[Stored items]
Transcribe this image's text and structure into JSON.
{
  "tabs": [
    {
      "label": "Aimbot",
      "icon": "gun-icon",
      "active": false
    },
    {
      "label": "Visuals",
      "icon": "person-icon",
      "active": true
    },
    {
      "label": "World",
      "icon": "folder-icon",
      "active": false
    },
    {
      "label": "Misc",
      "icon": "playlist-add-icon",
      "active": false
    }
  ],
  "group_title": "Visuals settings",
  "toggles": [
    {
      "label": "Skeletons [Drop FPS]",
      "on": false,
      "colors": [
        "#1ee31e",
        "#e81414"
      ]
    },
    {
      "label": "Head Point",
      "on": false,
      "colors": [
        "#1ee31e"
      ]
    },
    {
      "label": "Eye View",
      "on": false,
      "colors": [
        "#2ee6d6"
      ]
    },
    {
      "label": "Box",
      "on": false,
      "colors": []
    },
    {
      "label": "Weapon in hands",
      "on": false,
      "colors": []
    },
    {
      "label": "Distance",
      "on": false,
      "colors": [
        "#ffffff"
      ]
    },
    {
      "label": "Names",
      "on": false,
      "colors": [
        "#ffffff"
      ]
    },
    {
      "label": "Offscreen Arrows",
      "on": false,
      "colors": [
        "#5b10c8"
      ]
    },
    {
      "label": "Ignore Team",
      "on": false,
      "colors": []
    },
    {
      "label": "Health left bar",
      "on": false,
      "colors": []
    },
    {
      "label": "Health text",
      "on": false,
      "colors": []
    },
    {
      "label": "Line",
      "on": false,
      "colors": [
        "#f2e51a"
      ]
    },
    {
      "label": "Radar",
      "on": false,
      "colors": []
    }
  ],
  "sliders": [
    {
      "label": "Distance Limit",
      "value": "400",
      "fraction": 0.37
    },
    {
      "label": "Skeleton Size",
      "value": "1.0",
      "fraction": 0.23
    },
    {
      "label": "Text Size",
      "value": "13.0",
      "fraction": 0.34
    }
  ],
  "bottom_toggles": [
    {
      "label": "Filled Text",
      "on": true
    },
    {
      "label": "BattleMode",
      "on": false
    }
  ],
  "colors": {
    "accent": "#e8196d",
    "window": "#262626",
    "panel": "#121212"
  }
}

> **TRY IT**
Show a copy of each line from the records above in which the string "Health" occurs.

> **COMPLETED EXERCISE**
      "label": "Health left bar",
      "label": "Health text",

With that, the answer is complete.